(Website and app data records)
+---+
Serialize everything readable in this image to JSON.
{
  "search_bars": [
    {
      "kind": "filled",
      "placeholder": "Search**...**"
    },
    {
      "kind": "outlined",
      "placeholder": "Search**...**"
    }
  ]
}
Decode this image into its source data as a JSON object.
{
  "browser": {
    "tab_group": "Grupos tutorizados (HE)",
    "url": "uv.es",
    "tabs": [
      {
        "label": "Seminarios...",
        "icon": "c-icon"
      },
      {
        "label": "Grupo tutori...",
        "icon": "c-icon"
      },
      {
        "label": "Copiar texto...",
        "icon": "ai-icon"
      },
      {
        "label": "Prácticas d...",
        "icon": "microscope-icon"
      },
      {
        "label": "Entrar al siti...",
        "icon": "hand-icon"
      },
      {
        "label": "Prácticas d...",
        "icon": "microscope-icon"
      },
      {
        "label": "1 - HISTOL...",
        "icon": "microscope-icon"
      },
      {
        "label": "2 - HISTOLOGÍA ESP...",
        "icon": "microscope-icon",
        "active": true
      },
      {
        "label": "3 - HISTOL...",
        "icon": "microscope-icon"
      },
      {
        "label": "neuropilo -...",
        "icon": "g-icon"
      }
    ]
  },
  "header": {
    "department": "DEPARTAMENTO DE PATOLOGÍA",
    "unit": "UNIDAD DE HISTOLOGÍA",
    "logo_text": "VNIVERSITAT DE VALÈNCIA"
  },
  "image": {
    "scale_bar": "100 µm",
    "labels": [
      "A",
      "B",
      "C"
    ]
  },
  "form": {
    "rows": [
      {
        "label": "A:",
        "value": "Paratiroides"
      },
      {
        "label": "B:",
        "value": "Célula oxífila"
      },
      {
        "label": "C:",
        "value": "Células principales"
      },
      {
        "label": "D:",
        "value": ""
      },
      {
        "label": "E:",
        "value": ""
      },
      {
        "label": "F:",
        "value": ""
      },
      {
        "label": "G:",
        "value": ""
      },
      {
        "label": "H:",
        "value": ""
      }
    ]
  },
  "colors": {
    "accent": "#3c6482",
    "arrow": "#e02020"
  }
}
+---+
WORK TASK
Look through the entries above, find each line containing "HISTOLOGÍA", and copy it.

EXERCISE SOLUTION
        "label": "2 - HISTOLOGÍA ESP...",
    "unit": "UNIDAD DE HISTOLOGÍA",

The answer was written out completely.